Ver. 28. Bethel. Garizim was not then honoured with the temple, as the Samaritans would pretend. Chron. They wished to join in building that at Jerusalem, under Esdras. C. — Lord. Collins would make us believe, that the Samaritans continued “for a long time” without the Pentateuch, and all “heathens for many ages.” But the first supposition “is to me incredible,” says Kennicott; and Hottinger himself allows, that the priests did bring back a copy of the law “exactly corresponding with the autograph of Moses.” Exert. p. 8. And as for the Samaritans being heathens, Prideaux, whom this infidel writer quotes, (H.) says, “consistently with his Bible, that they continued in that gross idolatry of worshipping other gods in conjunction with the True; which last words are very unfairly omitted.” Kennicott, Diss. ii. p. 115. — This was the true origin and state of this mixture of nations, who were sent to cultivate the lands of Samaria. H.

Ver. 29. Dwelt. This impure service did not deserve a mitigation of the late chastisement. But God often punishes in this world (H.) to manifest his glory, (Jo. ix. 3.) and spares to display his power (C.) and goodness.
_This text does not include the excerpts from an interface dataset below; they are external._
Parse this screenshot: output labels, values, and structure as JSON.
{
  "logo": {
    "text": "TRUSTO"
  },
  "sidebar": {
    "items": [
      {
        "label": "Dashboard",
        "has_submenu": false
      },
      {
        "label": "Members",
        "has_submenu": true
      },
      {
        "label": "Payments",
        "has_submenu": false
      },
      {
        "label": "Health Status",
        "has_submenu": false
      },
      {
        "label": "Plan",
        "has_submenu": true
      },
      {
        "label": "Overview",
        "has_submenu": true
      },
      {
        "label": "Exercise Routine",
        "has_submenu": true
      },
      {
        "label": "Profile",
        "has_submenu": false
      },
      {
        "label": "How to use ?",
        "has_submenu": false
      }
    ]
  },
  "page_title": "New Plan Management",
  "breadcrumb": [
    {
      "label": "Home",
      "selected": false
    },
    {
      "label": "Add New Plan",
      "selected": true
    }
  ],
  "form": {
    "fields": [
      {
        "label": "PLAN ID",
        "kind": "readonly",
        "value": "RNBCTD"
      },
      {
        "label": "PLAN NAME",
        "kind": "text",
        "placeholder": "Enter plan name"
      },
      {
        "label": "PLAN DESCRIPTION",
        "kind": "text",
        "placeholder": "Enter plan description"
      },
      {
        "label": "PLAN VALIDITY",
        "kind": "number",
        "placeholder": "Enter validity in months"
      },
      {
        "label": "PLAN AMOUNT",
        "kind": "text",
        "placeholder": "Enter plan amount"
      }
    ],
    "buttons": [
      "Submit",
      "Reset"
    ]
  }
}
H. — He had sufficiently convinced these nations of his dominion over all.

Ver. 30. Socoth-benoth, “the tents of young women,” who prostituted themselves once in their lives at Babylon, in honour of Mylitta. Herod. ii. 199. — Nergel, “light.” C. — The Pyreia (H.) of the Persians are famous in history. Strabo xv. Selden, Synt. ii. 8. — Asima, like an ape, goat, &c. C.
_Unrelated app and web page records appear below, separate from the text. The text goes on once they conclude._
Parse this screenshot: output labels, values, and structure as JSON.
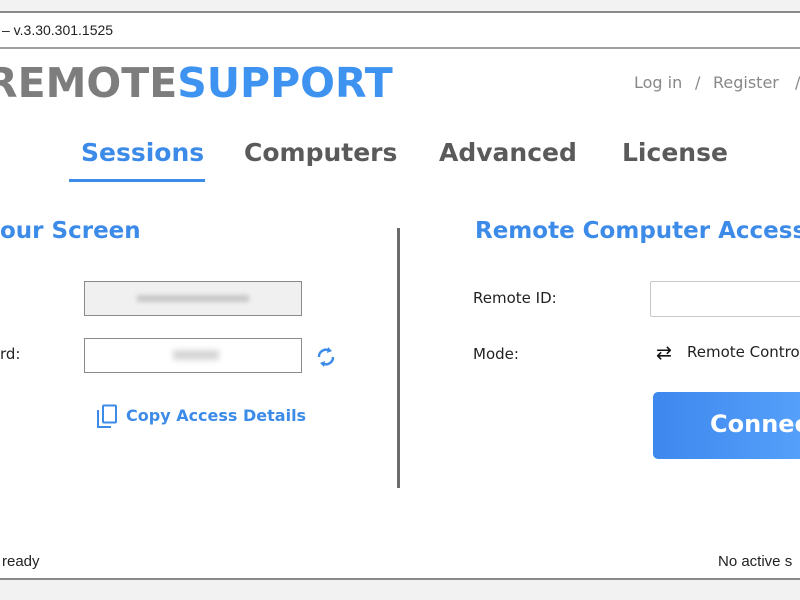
{
  "window": {
    "title": "– v.3.30.301.1525"
  },
  "logo": {
    "part1": "REMOTE",
    "part2": "SUPPORT"
  },
  "nav": {
    "login": "Log in",
    "sep1": "/",
    "register": "Register",
    "sep2": "/"
  },
  "tabs": [
    {
      "label": "Sessions",
      "active": true
    },
    {
      "label": "Computers"
    },
    {
      "label": "Advanced"
    },
    {
      "label": "License"
    }
  ],
  "left": {
    "heading": "our Screen",
    "password_label": "rd:",
    "copy_label": "Copy Access Details"
  },
  "right": {
    "heading": "Remote Computer Access",
    "remote_id_label": "Remote ID:",
    "remote_id_value": "",
    "mode_label": "Mode:",
    "mode_value": "Remote Contro",
    "connect_label": "Connect"
  },
  "status": {
    "left": "ready",
    "right": "No active s"
  },
  "colors": {
    "accent": "#3d8be8",
    "logo_gray": "#7d7d7d"
  }
}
Ver. 31. Hevites, who came from Ava. — Nebahaz. “Nebo the seeing, or living and possessing.” Nebo was a famous idol of Babylon. — Tharthac; perhaps Sar, (prince) Sak, or Sesac, (Jer. xxv. 26. and li. 41.) the sun, &c. — Adramelech, “the magnificent king,” and Anamelech, “the king of clemency,” may denote the sun and moon; as these were the divinities commonly adored in the East, under various names. The same victims were offered to these as to Moloc and Saturn; whence we may infer, that they were the same idols. S. Jerom translates the work of Eusebius on the Heb. (C.) and places without any disapprobation of his opinion, that Socoth-benoth, &c. were the names of towns, which the people built in Samaria. H.
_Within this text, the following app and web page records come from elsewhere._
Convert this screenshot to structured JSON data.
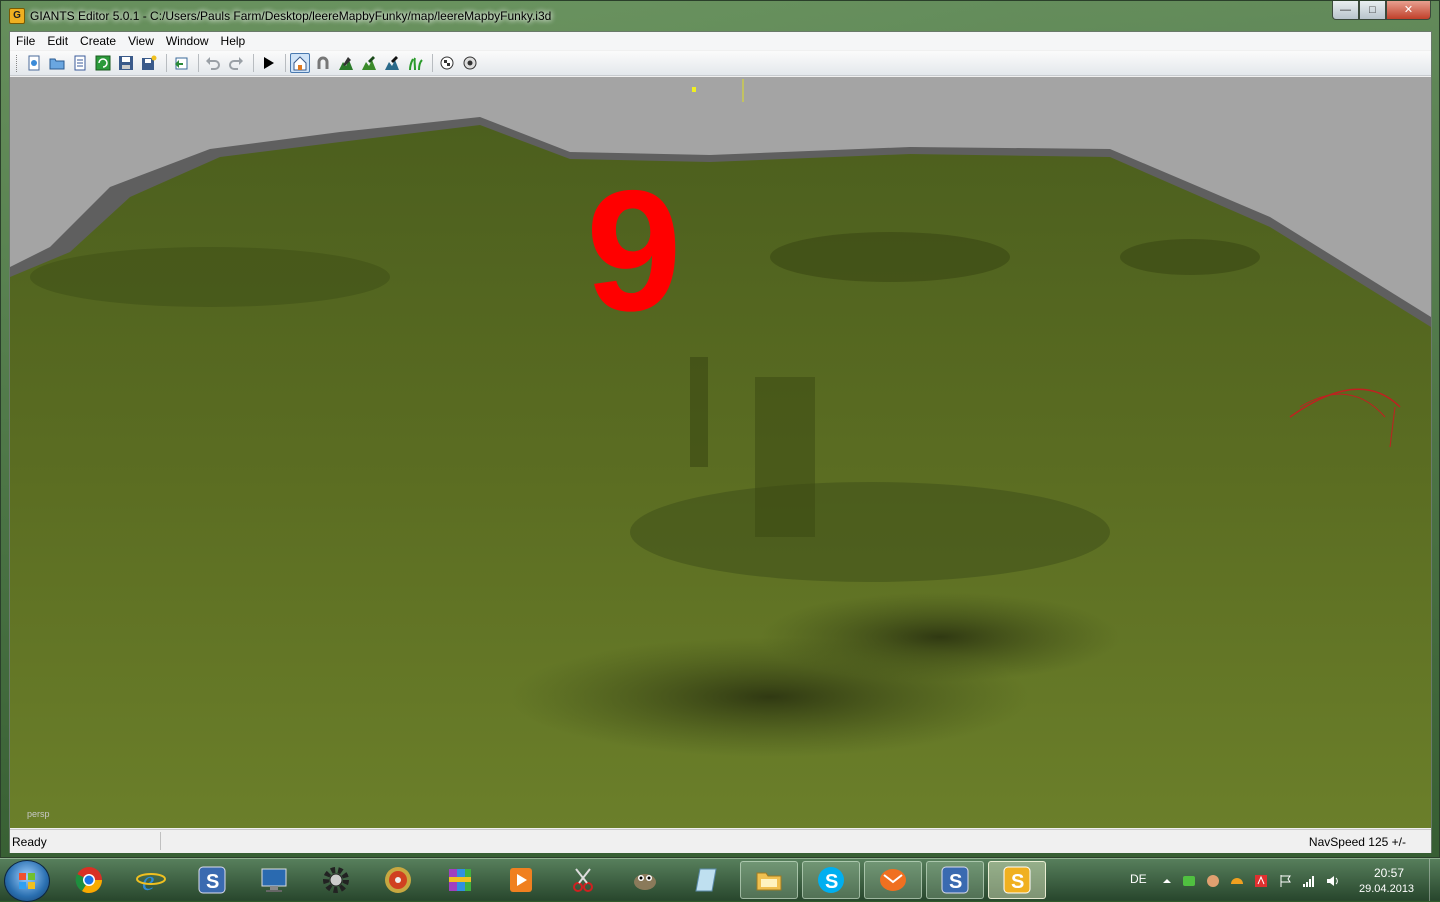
{
  "window": {
    "app_icon_glyph": "G",
    "title": "GIANTS Editor 5.0.1 - C:/Users/Pauls Farm/Desktop/leereMapbyFunky/map/leereMapbyFunky.i3d",
    "controls": {
      "minimize": "—",
      "maximize": "□",
      "close": "✕"
    }
  },
  "menu": [
    "File",
    "Edit",
    "Create",
    "View",
    "Window",
    "Help"
  ],
  "toolbar": {
    "buttons": [
      "new-file-icon",
      "open-file-icon",
      "document-icon",
      "refresh-icon",
      "save-icon",
      "save-all-icon",
      "import-icon",
      "undo-icon",
      "redo-icon",
      "play-icon",
      "home-camera-icon",
      "magnet-icon",
      "terrain-sculpt-icon",
      "terrain-paint-icon",
      "foliage-paint-icon",
      "grass-paint-icon",
      "checker-icon",
      "settings-checker-icon"
    ],
    "active_button": "home-camera-icon"
  },
  "viewport": {
    "camera_label": "persp",
    "overlay_number": "9"
  },
  "status": {
    "left": "Ready",
    "right": "NavSpeed 125 +/-"
  },
  "taskbar": {
    "apps": [
      {
        "name": "chrome-icon",
        "state": "pinned"
      },
      {
        "name": "internet-explorer-icon",
        "state": "pinned"
      },
      {
        "name": "giants-app-icon",
        "state": "pinned"
      },
      {
        "name": "computer-icon",
        "state": "pinned"
      },
      {
        "name": "gear-icon",
        "state": "pinned"
      },
      {
        "name": "disc-icon",
        "state": "pinned"
      },
      {
        "name": "archive-icon",
        "state": "pinned"
      },
      {
        "name": "media-player-icon",
        "state": "pinned"
      },
      {
        "name": "snipping-icon",
        "state": "pinned"
      },
      {
        "name": "gimp-icon",
        "state": "pinned"
      },
      {
        "name": "notepad-icon",
        "state": "pinned"
      },
      {
        "name": "explorer-folder-icon",
        "state": "open"
      },
      {
        "name": "skype-icon",
        "state": "open"
      },
      {
        "name": "mail-icon",
        "state": "open"
      },
      {
        "name": "giants-app-icon",
        "state": "open"
      },
      {
        "name": "giants-editor-icon",
        "state": "active"
      }
    ],
    "language": "DE",
    "tray_icons": [
      "chevron-up-icon",
      "shield-icon",
      "hand-icon",
      "helmet-icon",
      "antivirus-icon",
      "flag-icon",
      "network-icon",
      "volume-icon"
    ],
    "clock_time": "20:57",
    "clock_date": "29.04.2013"
  }
}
Ver. 32. Worshipped, or appeared to worship: for true religion admits of no false god. W. — Lowest. This expression sometimes means the most noble. H. — But the priests were chosen from the midst of the people, without examination. They employed the priest, whom the king had sent for the worship of the true God, whilst others were appointed to serve the idols. C.

Ver. 34. His ceremonies. Heb. “they fear not the Lord, neither do they after their statutes.” Prot. H. — This involves a sort of contradiction, unless we explain it of the Israelites; thought hey had not been mentioned before. There is a confusion in the original text; and v. 41 seems to require that we should understand it in this manner, as the Cutheans could hardly be blamed for neglecting a thing of which they had before no knowledge. The Israelites are justly blamed for obstinately continuing in their prevarication, even in the midst of their captivity. The Syr. and Arab. translate, “The Israelites have been forced to leave their country, because they have abandoned the Lord; and they have not obeyed his laws, his precepts, and his ordinances, which he gave to,” &c. Many adopt this explanation. Jun. Vatab. &c. C. — Sept. make these people unite the true and the false worship, as v. 41. “They did according to their judgment. These fear, and do according to their justifications (dikaiomata) and decision; and according to the law,” &c. H.